The inimitable Karl Denninger, businessman, finance blogger, and political activist, sometimes referred to as a founding member of the Tea Party movement, has written an article of importants at Market Ticker I'm going to quote it in full (because his links usually expire within a few weeks). Please take the time to read it through:
The Classic: Lie, Obfuscate and Deflect
You knew it would come, right? The attempt to blame all on.... liberalism.
"Of those governments, perhaps the most salient fact to the objective political scientist, tasked with anatomizing the failed system, would be that both governments have long effectively functioned as one-party systems. Baltimore last had a Republican mayor, Theodore M. McKeldin, in 1967. (A wire photograph from April 1966 captured McKeldin, a bear of a man, chatting amiably with Dr. King in Baltimore, two years before the civil rights leader’s assassination in Memphis.) Maryland elected its incumbent Republican governor, Larry Hogan, in November – but that made Hogan only the second GOP governor in the Old Line State since 1969.
Incumbent mayor Stephanie Rawlings-Blake, a Democrat, deals with a city council comprised 100 percent of fellow Democrats. Other important power blocs in the political and civic life of Baltimore are likewise controlled by Democrats, such as educational institutions and public-sector unions."
See, that's easy. Just blame "one party" rule, as if the Republicans have "better ideas" without demonstrating how their ideas are better or even providing examples of alleged ideas to be implemented. Nobody, of course, wants to ask the salient question: Exactly how did these cities become one-party political machines?

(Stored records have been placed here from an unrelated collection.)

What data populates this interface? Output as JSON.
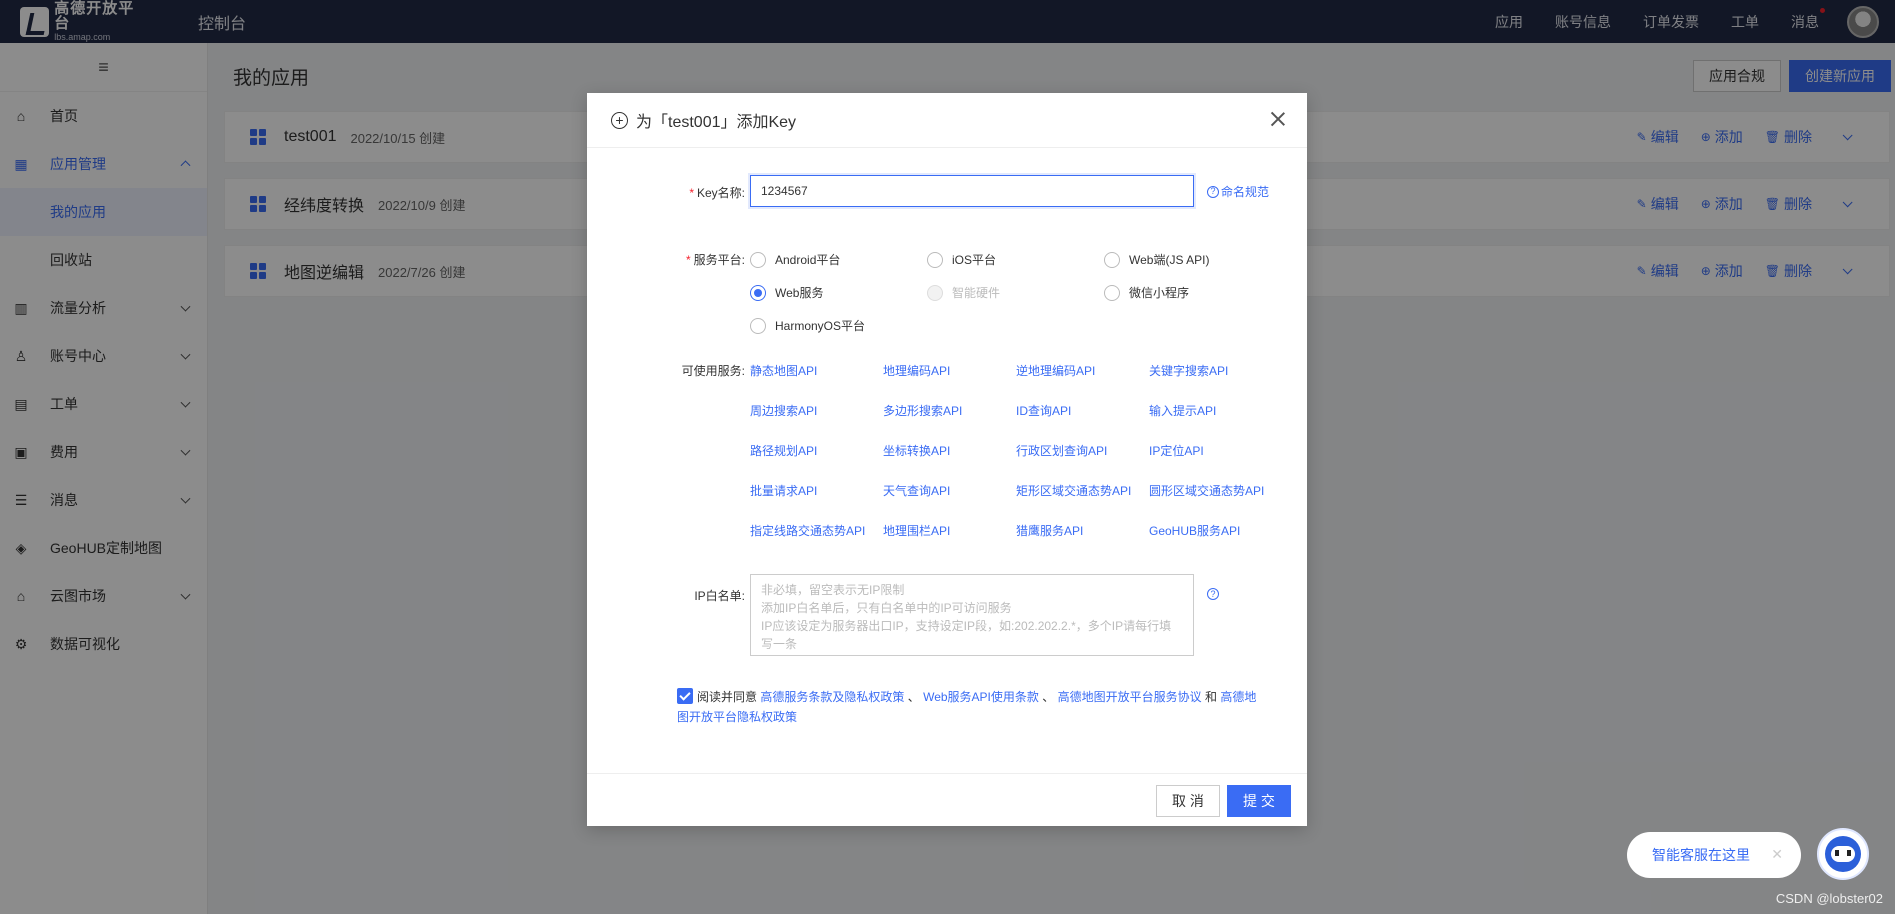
{
  "topbar": {
    "logo_title": "高德开放平台",
    "logo_sub": "lbs.amap.com",
    "console": "控制台",
    "nav": [
      "应用",
      "账号信息",
      "订单发票",
      "工单",
      "消息"
    ]
  },
  "sidebar": {
    "toggle": "≡",
    "items": [
      {
        "label": "首页",
        "icon": "home-icon"
      },
      {
        "label": "应用管理",
        "icon": "apps-icon"
      },
      {
        "label": "我的应用"
      },
      {
        "label": "回收站"
      },
      {
        "label": "流量分析",
        "icon": "chart-icon"
      },
      {
        "label": "账号中心",
        "icon": "user-icon"
      },
      {
        "label": "工单",
        "icon": "ticket-icon"
      },
      {
        "label": "费用",
        "icon": "fee-icon"
      },
      {
        "label": "消息",
        "icon": "message-icon"
      },
      {
        "label": "GeoHUB定制地图",
        "icon": "layers-icon"
      },
      {
        "label": "云图市场",
        "icon": "store-icon"
      },
      {
        "label": "数据可视化",
        "icon": "visual-icon"
      }
    ]
  },
  "main": {
    "title": "我的应用",
    "compliance_button": "应用合规",
    "create_button": "创建新应用",
    "apps": [
      {
        "name": "test001",
        "date": "2022/10/15 创建"
      },
      {
        "name": "经纬度转换",
        "date": "2022/10/9 创建"
      },
      {
        "name": "地图逆编辑",
        "date": "2022/7/26 创建"
      }
    ],
    "actions": {
      "edit": "编辑",
      "add": "添加",
      "delete": "删除"
    }
  },
  "modal": {
    "title": "为「test001」添加Key",
    "key_label": "Key名称:",
    "key_value": "1234567",
    "naming_link": "命名规范",
    "platform_label": "服务平台:",
    "platforms": [
      {
        "label": "Android平台",
        "checked": false,
        "disabled": false
      },
      {
        "label": "iOS平台",
        "checked": false,
        "disabled": false
      },
      {
        "label": "Web端(JS API)",
        "checked": false,
        "disabled": false
      },
      {
        "label": "Web服务",
        "checked": true,
        "disabled": false
      },
      {
        "label": "智能硬件",
        "checked": false,
        "disabled": true
      },
      {
        "label": "微信小程序",
        "checked": false,
        "disabled": false
      },
      {
        "label": "HarmonyOS平台",
        "checked": false,
        "disabled": false
      }
    ],
    "services_label": "可使用服务:",
    "services": [
      "静态地图API",
      "地理编码API",
      "逆地理编码API",
      "关键字搜索API",
      "周边搜索API",
      "多边形搜索API",
      "ID查询API",
      "输入提示API",
      "路径规划API",
      "坐标转换API",
      "行政区划查询API",
      "IP定位API",
      "批量请求API",
      "天气查询API",
      "矩形区域交通态势API",
      "圆形区域交通态势API",
      "指定线路交通态势API",
      "地理围栏API",
      "猎鹰服务API",
      "GeoHUB服务API"
    ],
    "ip_label": "IP白名单:",
    "ip_placeholder": "非必填，留空表示无IP限制\n添加IP白名单后，只有白名单中的IP可访问服务\nIP应该设定为服务器出口IP，支持设定IP段，如:202.202.2.*，多个IP请每行填写一条",
    "agree_prefix": "阅读并同意",
    "agree_link1": "高德服务条款及隐私权政策",
    "agree_sep1": "、",
    "agree_link2": "Web服务API使用条款",
    "agree_sep2": "、",
    "agree_link3": "高德地图开放平台服务协议",
    "agree_and": "和",
    "agree_link4": "高德地图开放平台隐私权政策",
    "cancel": "取 消",
    "submit": "提 交"
  },
  "chat": {
    "label": "智能客服在这里",
    "close": "✕"
  },
  "watermark": "CSDN @lobster02",
  "colors": {
    "accent": "#3a6cf4",
    "topbar": "#222b45"
  }
}
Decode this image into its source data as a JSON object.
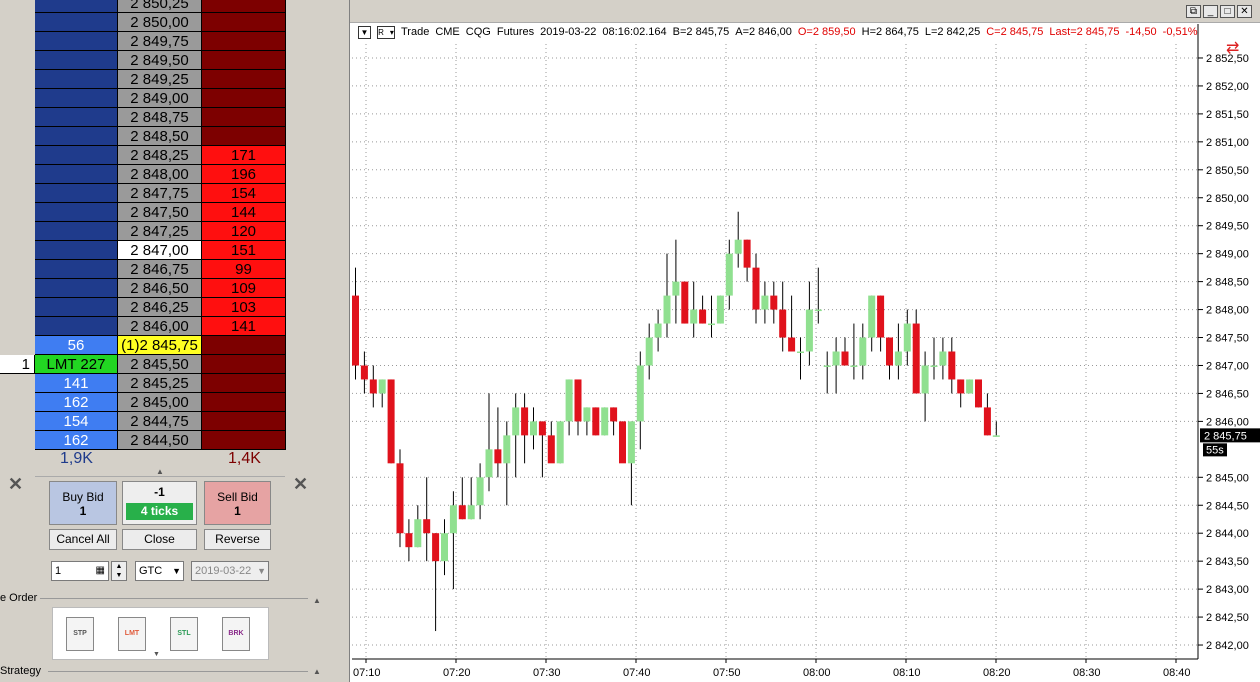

That, of course, is because if you were to go there you'd expose the soft underbelly of corruption in the political process -- the making of political promises that the maker knows cannot be fulfilled but doesn't care as he or she is buying votes, not results. In the meantime behind the scenes even more-perverse and outrageous corruption is taking place; the selling of America, literally, to the highest bidder.
And rather than perform its job as a guardian at the gate the press fawns over such people and their espousing of various programs without a single critical examination of the issues at hand or a question being raised.
Let us put reality out there for everyone: No, not everyone is exceptional. In fact most of us are downright ordinary and even there, if we're in the middle of the bell curve somewhere instead of out on the ends, fully half of us are on the wrong side of it!
The question to ask becomes simply this: What are you going to do about that fact given that we all must somehow manage to find our way in the world?
This is a cancer that we invited into our nation with so-called "free trade" and the exporting of our manufacturing base. It is the one we refuse to discuss and debate, yet we must. We instead try to placate and paper over it while at the same time destroying the programs and structures that led individuals in that situation to have productive, happy lives.
We then wring our hands when despair turns to crime and rioting.
Baltimore was a thriving industrial community that produced, among other things, a huge amount of steel. But Baltimore lost over 100,000 manufacturing jobs by 1995, all due to foreign imports produced under near or actual slave labor conditions with zero regard for environmental impact. One third of the residents of Baltimore fled the city. Worse, 90% of the jobs in Baltimore today are low-paying and often part-time service-sector jobs.
Did liberals alone promote all the so-called "free trade" that led to this manufacturing displacement? Hardly; that charge can equally be leveled against Republicans.
At the same time deficit spending, which both political parties consider sacrosanct, has destroyed the ability to accumulate wealth for anyone that is in the lower economic classes. Adding to this was outright and documented predatory behavior by financial institutions toward city residents, especially black city residents, via subprime lending.
Where is the debate on these topics? It's missing from the political sphere for a very good reason: To address this you must address facts -- such as the fact that if the "average" IQ is 100 then half of the people will be above and half below; unless you're willing to literally murder the lower half of the population you need a social, employment and political system that provides opportunity for all.
That in turn means you cannot export your lower-wage and lower-ability-required manufacturing jobs to places like Vietnam and China as they must be retained so your citizens have gainful employment available to them.
At the same time you cannot deficit spend because for the person in the lower economic and intellectual quantum there is no defensive move available to them to mitigate the damage done to their financial security by such policies.
Finally, accountability for every dollar spent is far more important when you have few dollars to contribute to government programs in the form of taxation. In this regard both Democrat and Republicans fail; our current so-called "educational" system is an utter and complete joke when looked at in terms of return-on-investment.
Are you ready to have a debate on these topics yet, America?
Or will you wring your hands and point fingers, as is often the case, at this bogeyman or that while ignoring the elephant in the room -- the intentional destruction of working-class jobs in this nation over the last 40+ years, and our utter refusal to put a stop to the abusive and outrageous "trade policies" that enable it.
You can read more views on this subject @The Bayou Renaissance Man
(I ask you: Why can Apple make 486 Billion Dollars last quarter by making iPhones for $12 overseas and sell them for $600, but cannot provide jobs for American workers?)